About this exercise:
All entries must be repeated exactly. No picture should appear in the result.
════════════════
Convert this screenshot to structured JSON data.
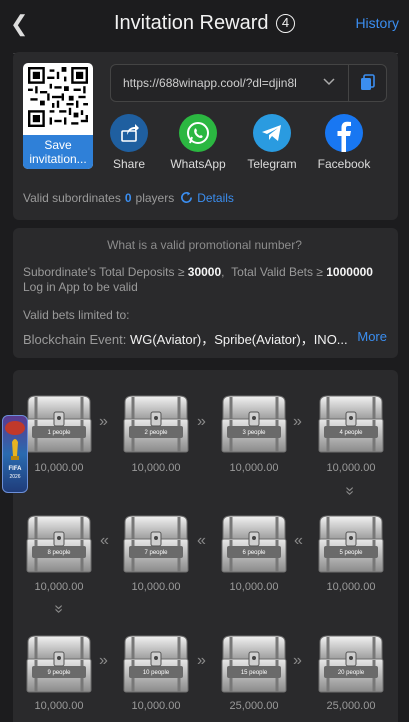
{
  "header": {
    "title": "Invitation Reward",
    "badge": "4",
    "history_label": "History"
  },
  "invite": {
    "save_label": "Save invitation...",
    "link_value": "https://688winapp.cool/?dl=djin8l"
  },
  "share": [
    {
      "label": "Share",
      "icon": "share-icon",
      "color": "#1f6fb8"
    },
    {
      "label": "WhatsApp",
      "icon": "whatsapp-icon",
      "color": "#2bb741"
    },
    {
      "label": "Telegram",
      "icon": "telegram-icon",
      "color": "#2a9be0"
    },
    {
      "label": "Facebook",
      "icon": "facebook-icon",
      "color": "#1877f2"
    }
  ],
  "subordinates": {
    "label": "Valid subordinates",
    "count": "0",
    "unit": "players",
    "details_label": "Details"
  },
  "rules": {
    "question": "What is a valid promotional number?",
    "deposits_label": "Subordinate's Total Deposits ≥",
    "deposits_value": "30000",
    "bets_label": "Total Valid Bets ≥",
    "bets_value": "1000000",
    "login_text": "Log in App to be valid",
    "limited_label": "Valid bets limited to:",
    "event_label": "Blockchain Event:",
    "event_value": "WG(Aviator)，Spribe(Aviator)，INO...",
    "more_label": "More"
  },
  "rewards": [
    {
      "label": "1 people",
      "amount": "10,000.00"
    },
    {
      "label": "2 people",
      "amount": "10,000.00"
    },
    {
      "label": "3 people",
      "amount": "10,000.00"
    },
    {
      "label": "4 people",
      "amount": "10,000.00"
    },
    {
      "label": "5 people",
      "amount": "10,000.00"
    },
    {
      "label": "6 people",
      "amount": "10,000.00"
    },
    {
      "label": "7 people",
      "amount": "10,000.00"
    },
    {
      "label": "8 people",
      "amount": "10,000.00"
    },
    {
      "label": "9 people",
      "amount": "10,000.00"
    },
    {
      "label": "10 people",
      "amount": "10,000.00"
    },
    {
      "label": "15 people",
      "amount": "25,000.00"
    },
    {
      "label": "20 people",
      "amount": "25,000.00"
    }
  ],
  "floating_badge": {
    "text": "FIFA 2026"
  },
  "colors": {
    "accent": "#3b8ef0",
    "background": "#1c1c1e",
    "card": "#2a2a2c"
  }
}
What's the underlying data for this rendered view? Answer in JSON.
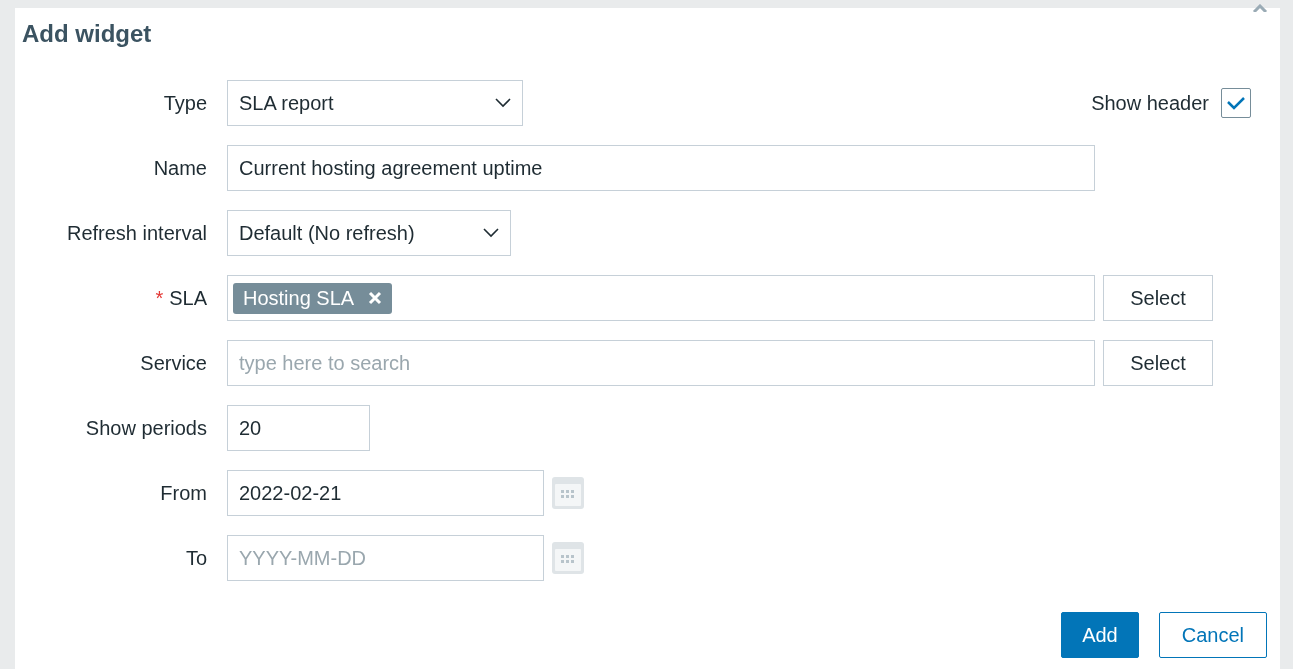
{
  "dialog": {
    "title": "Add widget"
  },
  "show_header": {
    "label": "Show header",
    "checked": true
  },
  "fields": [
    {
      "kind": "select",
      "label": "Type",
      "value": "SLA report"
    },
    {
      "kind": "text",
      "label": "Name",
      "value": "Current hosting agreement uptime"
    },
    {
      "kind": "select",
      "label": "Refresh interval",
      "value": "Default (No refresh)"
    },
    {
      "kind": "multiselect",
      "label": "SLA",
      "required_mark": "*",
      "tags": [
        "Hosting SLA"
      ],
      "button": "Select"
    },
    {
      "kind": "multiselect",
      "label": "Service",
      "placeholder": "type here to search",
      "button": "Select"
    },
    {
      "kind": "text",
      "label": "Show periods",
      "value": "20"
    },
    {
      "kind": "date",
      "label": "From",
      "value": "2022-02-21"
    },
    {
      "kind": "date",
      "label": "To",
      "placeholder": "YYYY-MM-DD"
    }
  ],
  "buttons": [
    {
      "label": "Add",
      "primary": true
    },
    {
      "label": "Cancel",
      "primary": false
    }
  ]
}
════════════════
Expected answer:
Convert this screenshot to structured JSON data.
{
  "header": {
    "title": "Invitation Reward",
    "badge": "4",
    "history_label": "History"
  },
  "invite": {
    "save_label": "Save invitation...",
    "link_value": "https://688winapp.cool/?dl=djin8l"
  },
  "share": [
    {
      "label": "Share",
      "icon": "share-icon",
      "color": "#1f6fb8"
    },
    {
      "label": "WhatsApp",
      "icon": "whatsapp-icon",
      "color": "#2bb741"
    },
    {
      "label": "Telegram",
      "icon": "telegram-icon",
      "color": "#2a9be0"
    },
    {
      "label": "Facebook",
      "icon": "facebook-icon",
      "color": "#1877f2"
    }
  ],
  "subordinates": {
    "label": "Valid subordinates",
    "count": "0",
    "unit": "players",
    "details_label": "Details"
  },
  "rules": {
    "question": "What is a valid promotional number?",
    "deposits_label": "Subordinate's Total Deposits ≥",
    "deposits_value": "30000",
    "bets_label": "Total Valid Bets ≥",
    "bets_value": "1000000",
    "login_text": "Log in App to be valid",
    "limited_label": "Valid bets limited to:",
    "event_label": "Blockchain Event:",
    "event_value": "WG(Aviator)，Spribe(Aviator)，INO...",
    "more_label": "More"
  },
  "rewards": [
    {
      "label": "1 people",
      "amount": "10,000.00"
    },
    {
      "label": "2 people",
      "amount": "10,000.00"
    },
    {
      "label": "3 people",
      "amount": "10,000.00"
    },
    {
      "label": "4 people",
      "amount": "10,000.00"
    },
    {
      "label": "5 people",
      "amount": "10,000.00"
    },
    {
      "label": "6 people",
      "amount": "10,000.00"
    },
    {
      "label": "7 people",
      "amount": "10,000.00"
    },
    {
      "label": "8 people",
      "amount": "10,000.00"
    },
    {
      "label": "9 people",
      "amount": "10,000.00"
    },
    {
      "label": "10 people",
      "amount": "10,000.00"
    },
    {
      "label": "15 people",
      "amount": "25,000.00"
    },
    {
      "label": "20 people",
      "amount": "25,000.00"
    }
  ],
  "floating_badge": {
    "text": "FIFA 2026"
  },
  "colors": {
    "accent": "#3b8ef0",
    "background": "#1c1c1e",
    "card": "#2a2a2c"
  }
}
What's the underlying data for this rendered view? Answer in JSON.
{
  "dialog": {
    "title": "Add widget"
  },
  "show_header": {
    "label": "Show header",
    "checked": true
  },
  "fields": [
    {
      "kind": "select",
      "label": "Type",
      "value": "SLA report"
    },
    {
      "kind": "text",
      "label": "Name",
      "value": "Current hosting agreement uptime"
    },
    {
      "kind": "select",
      "label": "Refresh interval",
      "value": "Default (No refresh)"
    },
    {
      "kind": "multiselect",
      "label": "SLA",
      "required_mark": "*",
      "tags": [
        "Hosting SLA"
      ],
      "button": "Select"
    },
    {
      "kind": "multiselect",
      "label": "Service",
      "placeholder": "type here to search",
      "button": "Select"
    },
    {
      "kind": "text",
      "label": "Show periods",
      "value": "20"
    },
    {
      "kind": "date",
      "label": "From",
      "value": "2022-02-21"
    },
    {
      "kind": "date",
      "label": "To",
      "placeholder": "YYYY-MM-DD"
    }
  ],
  "buttons": [
    {
      "label": "Add",
      "primary": true
    },
    {
      "label": "Cancel",
      "primary": false
    }
  ]
}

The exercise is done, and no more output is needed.